**What you need to do:**
Repeat the entire listing exactly. Omit all pictures.
** Opening Given data block **
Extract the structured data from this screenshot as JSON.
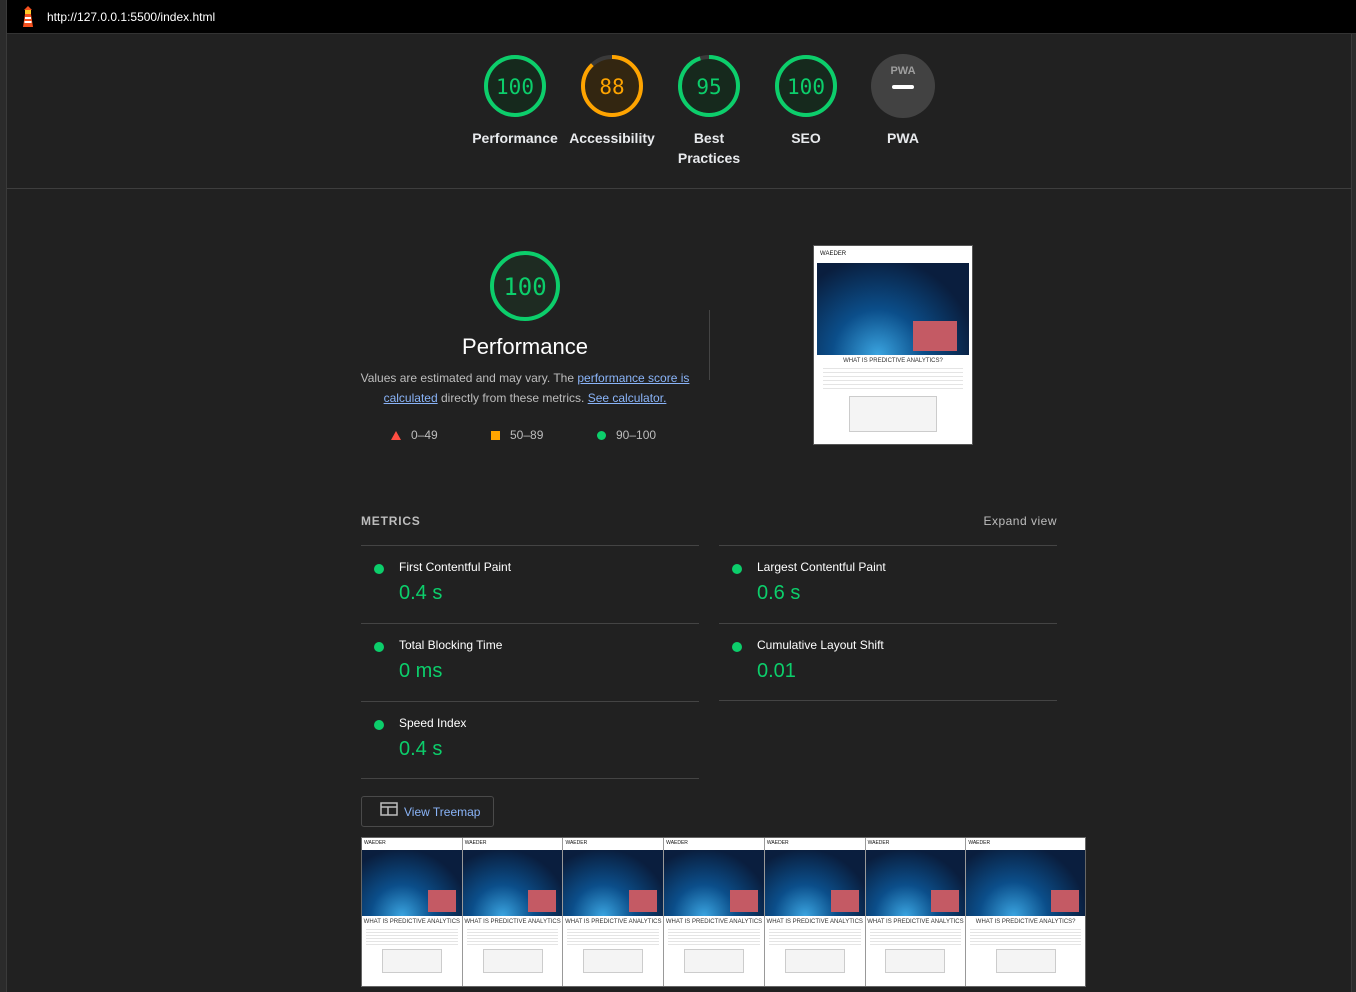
{
  "browser": {
    "url": "http://127.0.0.1:5500/index.html",
    "logo_icon": "lighthouse-icon"
  },
  "summary": {
    "gauges": [
      {
        "label": "Performance",
        "score": "100",
        "fraction": 1.0,
        "color": "#0cce6b"
      },
      {
        "label": "Accessibility",
        "score": "88",
        "fraction": 0.88,
        "color": "#ffa400"
      },
      {
        "label": "Best Practices",
        "score": "95",
        "fraction": 0.95,
        "color": "#0cce6b"
      },
      {
        "label": "SEO",
        "score": "100",
        "fraction": 1.0,
        "color": "#0cce6b"
      },
      {
        "label": "PWA",
        "score": "",
        "fraction": 0,
        "color": "#9e9e9e",
        "badge": "PWA"
      }
    ]
  },
  "performance": {
    "score": "100",
    "title": "Performance",
    "desc_prefix": "Values are estimated and may vary. The ",
    "desc_link1": "performance score is calculated",
    "desc_middle": " directly from these metrics. ",
    "desc_link2": "See calculator.",
    "legend": [
      {
        "range": "0–49",
        "shape": "triangle",
        "color": "#ff4e42"
      },
      {
        "range": "50–89",
        "shape": "square",
        "color": "#ffa400"
      },
      {
        "range": "90–100",
        "shape": "circle",
        "color": "#0cce6b"
      }
    ]
  },
  "screenshot": {
    "brand": "WAEDER",
    "heading": "WHAT IS PREDICTIVE ANALYTICS?"
  },
  "metrics": {
    "title": "METRICS",
    "expand_label": "Expand view",
    "items": [
      {
        "name": "First Contentful Paint",
        "value": "0.4 s"
      },
      {
        "name": "Largest Contentful Paint",
        "value": "0.6 s"
      },
      {
        "name": "Total Blocking Time",
        "value": "0 ms"
      },
      {
        "name": "Cumulative Layout Shift",
        "value": "0.01"
      },
      {
        "name": "Speed Index",
        "value": "0.4 s"
      }
    ]
  },
  "treemap": {
    "label": "View Treemap",
    "icon": "treemap-icon"
  },
  "filmstrip": {
    "frames": [
      {
        "brand": "WAEDER",
        "title": "WHAT IS PREDICTIVE ANALYTICS"
      },
      {
        "brand": "WAEDER",
        "title": "WHAT IS PREDICTIVE ANALYTICS"
      },
      {
        "brand": "WAEDER",
        "title": "WHAT IS PREDICTIVE ANALYTICS"
      },
      {
        "brand": "WAEDER",
        "title": "WHAT IS PREDICTIVE ANALYTICS"
      },
      {
        "brand": "WAEDER",
        "title": "WHAT IS PREDICTIVE ANALYTICS"
      },
      {
        "brand": "WAEDER",
        "title": "WHAT IS PREDICTIVE ANALYTICS"
      },
      {
        "brand": "WAEDER",
        "title": "WHAT IS PREDICTIVE ANALYTICS?"
      }
    ]
  }
}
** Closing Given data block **
**Result of this task:**
Extract the structured data from this screenshot as JSON.
{
  "browser": {
    "url": "http://127.0.0.1:5500/index.html",
    "logo_icon": "lighthouse-icon"
  },
  "summary": {
    "gauges": [
      {
        "label": "Performance",
        "score": "100",
        "fraction": 1.0,
        "color": "#0cce6b"
      },
      {
        "label": "Accessibility",
        "score": "88",
        "fraction": 0.88,
        "color": "#ffa400"
      },
      {
        "label": "Best Practices",
        "score": "95",
        "fraction": 0.95,
        "color": "#0cce6b"
      },
      {
        "label": "SEO",
        "score": "100",
        "fraction": 1.0,
        "color": "#0cce6b"
      },
      {
        "label": "PWA",
        "score": "",
        "fraction": 0,
        "color": "#9e9e9e",
        "badge": "PWA"
      }
    ]
  },
  "performance": {
    "score": "100",
    "title": "Performance",
    "desc_prefix": "Values are estimated and may vary. The ",
    "desc_link1": "performance score is calculated",
    "desc_middle": " directly from these metrics. ",
    "desc_link2": "See calculator.",
    "legend": [
      {
        "range": "0–49",
        "shape": "triangle",
        "color": "#ff4e42"
      },
      {
        "range": "50–89",
        "shape": "square",
        "color": "#ffa400"
      },
      {
        "range": "90–100",
        "shape": "circle",
        "color": "#0cce6b"
      }
    ]
  },
  "screenshot": {
    "brand": "WAEDER",
    "heading": "WHAT IS PREDICTIVE ANALYTICS?"
  },
  "metrics": {
    "title": "METRICS",
    "expand_label": "Expand view",
    "items": [
      {
        "name": "First Contentful Paint",
        "value": "0.4 s"
      },
      {
        "name": "Largest Contentful Paint",
        "value": "0.6 s"
      },
      {
        "name": "Total Blocking Time",
        "value": "0 ms"
      },
      {
        "name": "Cumulative Layout Shift",
        "value": "0.01"
      },
      {
        "name": "Speed Index",
        "value": "0.4 s"
      }
    ]
  },
  "treemap": {
    "label": "View Treemap",
    "icon": "treemap-icon"
  },
  "filmstrip": {
    "frames": [
      {
        "brand": "WAEDER",
        "title": "WHAT IS PREDICTIVE ANALYTICS"
      },
      {
        "brand": "WAEDER",
        "title": "WHAT IS PREDICTIVE ANALYTICS"
      },
      {
        "brand": "WAEDER",
        "title": "WHAT IS PREDICTIVE ANALYTICS"
      },
      {
        "brand": "WAEDER",
        "title": "WHAT IS PREDICTIVE ANALYTICS"
      },
      {
        "brand": "WAEDER",
        "title": "WHAT IS PREDICTIVE ANALYTICS"
      },
      {
        "brand": "WAEDER",
        "title": "WHAT IS PREDICTIVE ANALYTICS"
      },
      {
        "brand": "WAEDER",
        "title": "WHAT IS PREDICTIVE ANALYTICS?"
      }
    ]
  }
}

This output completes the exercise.